“We understand that it’s going to be a tedious process and a fight,” Hill told The One Feather last month. “What this resolution does, it’s not saying ‘grant the name change’, it’s saying ‘support our action as we take the steps to attempt to address the proper channels that we can do this’.”
Even if the resolution passes, it would only be a first step toward officially renaming the mountain. The process requires the approval of the National Park Service, the community, and the U.S. Board on Geographic Names. But the tribal council vote could provide momentum to push the process along.
Renaming Clingmans Dome would be the latest instance in a series of recent name changes for popular geographic features.

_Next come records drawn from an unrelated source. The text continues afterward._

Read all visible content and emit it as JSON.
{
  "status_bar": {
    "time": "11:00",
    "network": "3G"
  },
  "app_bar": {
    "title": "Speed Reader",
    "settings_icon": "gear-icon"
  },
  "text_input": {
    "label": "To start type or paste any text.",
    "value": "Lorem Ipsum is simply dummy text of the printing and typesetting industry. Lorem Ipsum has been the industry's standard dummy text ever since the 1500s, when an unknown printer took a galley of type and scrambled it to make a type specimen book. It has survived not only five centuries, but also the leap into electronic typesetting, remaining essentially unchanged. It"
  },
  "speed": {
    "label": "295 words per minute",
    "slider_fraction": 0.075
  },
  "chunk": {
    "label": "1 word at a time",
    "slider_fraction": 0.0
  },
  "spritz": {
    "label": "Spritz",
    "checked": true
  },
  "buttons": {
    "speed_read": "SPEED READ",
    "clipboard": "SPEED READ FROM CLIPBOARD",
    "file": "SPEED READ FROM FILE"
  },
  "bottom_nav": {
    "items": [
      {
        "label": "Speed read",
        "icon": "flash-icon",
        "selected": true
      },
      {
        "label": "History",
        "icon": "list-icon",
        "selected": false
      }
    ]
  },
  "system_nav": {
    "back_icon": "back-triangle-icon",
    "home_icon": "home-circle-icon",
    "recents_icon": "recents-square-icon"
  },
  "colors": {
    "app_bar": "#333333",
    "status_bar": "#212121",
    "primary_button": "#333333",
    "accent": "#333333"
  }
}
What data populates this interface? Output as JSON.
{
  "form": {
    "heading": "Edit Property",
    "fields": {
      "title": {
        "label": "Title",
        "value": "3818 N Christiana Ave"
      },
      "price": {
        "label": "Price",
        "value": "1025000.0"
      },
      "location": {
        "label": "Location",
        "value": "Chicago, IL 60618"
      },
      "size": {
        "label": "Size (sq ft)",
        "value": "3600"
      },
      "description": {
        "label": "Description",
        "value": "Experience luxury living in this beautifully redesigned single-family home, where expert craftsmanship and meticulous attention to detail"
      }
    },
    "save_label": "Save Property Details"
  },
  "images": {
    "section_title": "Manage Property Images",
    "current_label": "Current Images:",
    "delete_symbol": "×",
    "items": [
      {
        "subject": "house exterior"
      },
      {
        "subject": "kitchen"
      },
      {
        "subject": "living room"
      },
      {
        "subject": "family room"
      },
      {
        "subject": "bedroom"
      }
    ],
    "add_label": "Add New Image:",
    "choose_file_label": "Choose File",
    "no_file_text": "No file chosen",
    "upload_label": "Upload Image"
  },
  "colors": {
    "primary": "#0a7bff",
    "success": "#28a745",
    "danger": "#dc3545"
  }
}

In June, Yellowstone National Park changed the name of 10,551-foot Mount Doane to the First Peoples Mountain. In 2015, former President Barack Obama officially changed the name of the country’s highest peak from “Mt. McKinley” to “Denali,” which is the Athabascan name for the peak. Other popular destinations still retain their non-native names, such as the Grand Canyon, which was originally called “Ongtupqa” by the Hopi tribe. Mount Rushmore in South Dakota was named “The Six Grandfathers” by the Sioux people, and Mount Washington in New Hampshire was originally named “Agiocochook” by the Abenaki people.